== Segment start ==

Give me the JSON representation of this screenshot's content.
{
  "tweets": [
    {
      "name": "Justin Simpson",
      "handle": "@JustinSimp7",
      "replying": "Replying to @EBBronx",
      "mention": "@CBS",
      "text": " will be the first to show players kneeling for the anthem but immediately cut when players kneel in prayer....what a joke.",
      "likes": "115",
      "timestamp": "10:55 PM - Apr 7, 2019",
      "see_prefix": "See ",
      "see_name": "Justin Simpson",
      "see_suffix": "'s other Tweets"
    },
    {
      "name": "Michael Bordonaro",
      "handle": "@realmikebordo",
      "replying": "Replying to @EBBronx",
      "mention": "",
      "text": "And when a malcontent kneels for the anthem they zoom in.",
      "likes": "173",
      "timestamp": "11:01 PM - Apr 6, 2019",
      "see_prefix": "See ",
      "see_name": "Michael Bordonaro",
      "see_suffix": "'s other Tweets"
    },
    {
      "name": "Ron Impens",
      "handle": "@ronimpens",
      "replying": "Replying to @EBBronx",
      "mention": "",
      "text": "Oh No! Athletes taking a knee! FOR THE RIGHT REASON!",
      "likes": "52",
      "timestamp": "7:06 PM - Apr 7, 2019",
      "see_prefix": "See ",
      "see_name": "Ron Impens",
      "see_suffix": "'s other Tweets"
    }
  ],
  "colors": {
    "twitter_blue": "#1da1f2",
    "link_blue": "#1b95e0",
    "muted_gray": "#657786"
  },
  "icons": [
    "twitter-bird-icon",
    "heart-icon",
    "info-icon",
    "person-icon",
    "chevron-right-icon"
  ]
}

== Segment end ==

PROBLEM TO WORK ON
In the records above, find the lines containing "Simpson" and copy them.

TASK RESPONSE
      "name": "Justin Simpson",
      "see_name": "Justin Simpson",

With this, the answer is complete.